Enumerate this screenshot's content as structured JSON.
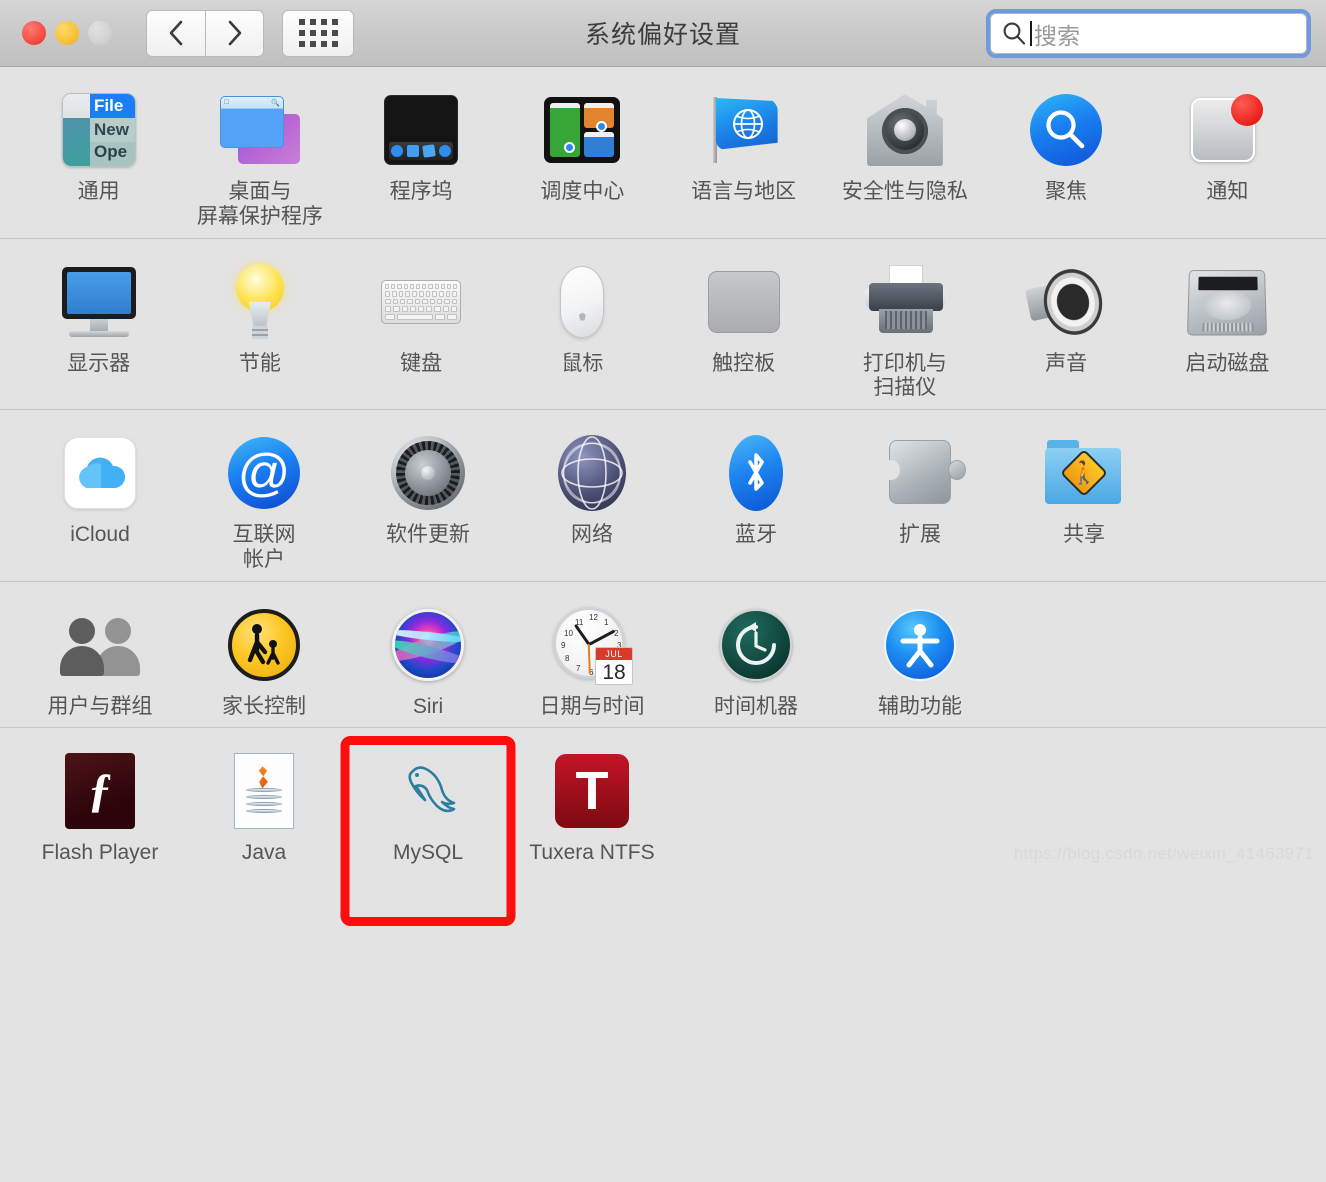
{
  "window": {
    "title": "系统偏好设置",
    "traffic_lights": [
      "close-button",
      "minimize-button",
      "zoom-button"
    ],
    "nav_back_label": "‹",
    "nav_forward_label": "›",
    "grid_button_name": "show-all-button"
  },
  "search": {
    "placeholder": "搜索",
    "value": "",
    "focus_color": "#6e9ae0"
  },
  "sections": [
    {
      "id": "personal",
      "panes": [
        {
          "name": "general",
          "label": "通用",
          "label2": "",
          "icon": "general-icon",
          "icon_text": {
            "file": "File",
            "new": "New",
            "open": "Ope"
          }
        },
        {
          "name": "desktop-screensaver",
          "label": "桌面与",
          "label2": "屏幕保护程序",
          "icon": "desktop-screensaver-icon"
        },
        {
          "name": "dock",
          "label": "程序坞",
          "label2": "",
          "icon": "dock-icon"
        },
        {
          "name": "mission-control",
          "label": "调度中心",
          "label2": "",
          "icon": "mission-control-icon"
        },
        {
          "name": "language-region",
          "label": "语言与地区",
          "label2": "",
          "icon": "language-flag-icon"
        },
        {
          "name": "security-privacy",
          "label": "安全性与隐私",
          "label2": "",
          "icon": "security-house-icon"
        },
        {
          "name": "spotlight",
          "label": "聚焦",
          "label2": "",
          "icon": "spotlight-magnifier-icon"
        },
        {
          "name": "notifications",
          "label": "通知",
          "label2": "",
          "icon": "notifications-icon",
          "badge": true
        }
      ]
    },
    {
      "id": "hardware",
      "panes": [
        {
          "name": "displays",
          "label": "显示器",
          "label2": "",
          "icon": "display-monitor-icon"
        },
        {
          "name": "energy-saver",
          "label": "节能",
          "label2": "",
          "icon": "lightbulb-icon"
        },
        {
          "name": "keyboard",
          "label": "键盘",
          "label2": "",
          "icon": "keyboard-icon"
        },
        {
          "name": "mouse",
          "label": "鼠标",
          "label2": "",
          "icon": "mouse-icon"
        },
        {
          "name": "trackpad",
          "label": "触控板",
          "label2": "",
          "icon": "trackpad-icon"
        },
        {
          "name": "printers-scanners",
          "label": "打印机与",
          "label2": "扫描仪",
          "icon": "printer-icon"
        },
        {
          "name": "sound",
          "label": "声音",
          "label2": "",
          "icon": "speaker-icon"
        },
        {
          "name": "startup-disk",
          "label": "启动磁盘",
          "label2": "",
          "icon": "hard-disk-icon"
        }
      ]
    },
    {
      "id": "internet-wireless",
      "panes": [
        {
          "name": "icloud",
          "label": "iCloud",
          "label2": "",
          "icon": "icloud-cloud-icon"
        },
        {
          "name": "internet-accounts",
          "label": "互联网",
          "label2": "帐户",
          "icon": "at-sign-icon",
          "icon_text": {
            "at": "@"
          }
        },
        {
          "name": "software-update",
          "label": "软件更新",
          "label2": "",
          "icon": "gear-icon"
        },
        {
          "name": "network",
          "label": "网络",
          "label2": "",
          "icon": "globe-icon"
        },
        {
          "name": "bluetooth",
          "label": "蓝牙",
          "label2": "",
          "icon": "bluetooth-icon"
        },
        {
          "name": "extensions",
          "label": "扩展",
          "label2": "",
          "icon": "puzzle-piece-icon"
        },
        {
          "name": "sharing",
          "label": "共享",
          "label2": "",
          "icon": "sharing-folder-icon"
        }
      ]
    },
    {
      "id": "system",
      "panes": [
        {
          "name": "users-groups",
          "label": "用户与群组",
          "label2": "",
          "icon": "users-silhouette-icon"
        },
        {
          "name": "parental-controls",
          "label": "家长控制",
          "label2": "",
          "icon": "parental-controls-icon"
        },
        {
          "name": "siri",
          "label": "Siri",
          "label2": "",
          "icon": "siri-orb-icon"
        },
        {
          "name": "date-time",
          "label": "日期与时间",
          "label2": "",
          "icon": "clock-calendar-icon",
          "icon_text": {
            "month": "JUL",
            "day": "18"
          }
        },
        {
          "name": "time-machine",
          "label": "时间机器",
          "label2": "",
          "icon": "time-machine-icon"
        },
        {
          "name": "accessibility",
          "label": "辅助功能",
          "label2": "",
          "icon": "accessibility-icon"
        }
      ]
    },
    {
      "id": "third-party",
      "panes": [
        {
          "name": "flash-player",
          "label": "Flash Player",
          "label2": "",
          "icon": "flash-player-icon",
          "icon_text": {
            "f": "ƒ"
          }
        },
        {
          "name": "java",
          "label": "Java",
          "label2": "",
          "icon": "java-coffee-icon"
        },
        {
          "name": "mysql",
          "label": "MySQL",
          "label2": "",
          "icon": "mysql-dolphin-icon",
          "highlighted": true
        },
        {
          "name": "tuxera-ntfs",
          "label": "Tuxera NTFS",
          "label2": "",
          "icon": "tuxera-t-icon",
          "icon_text": {
            "t": "T"
          }
        }
      ]
    }
  ],
  "annotation": {
    "highlight_color": "#fd0d0d",
    "target": "mysql"
  },
  "watermark": "https://blog.csdn.net/weixin_41463971"
}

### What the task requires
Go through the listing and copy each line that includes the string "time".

### Reply
          "name": "date-time",
          "name": "time-machine",
          "icon": "time-machine-icon"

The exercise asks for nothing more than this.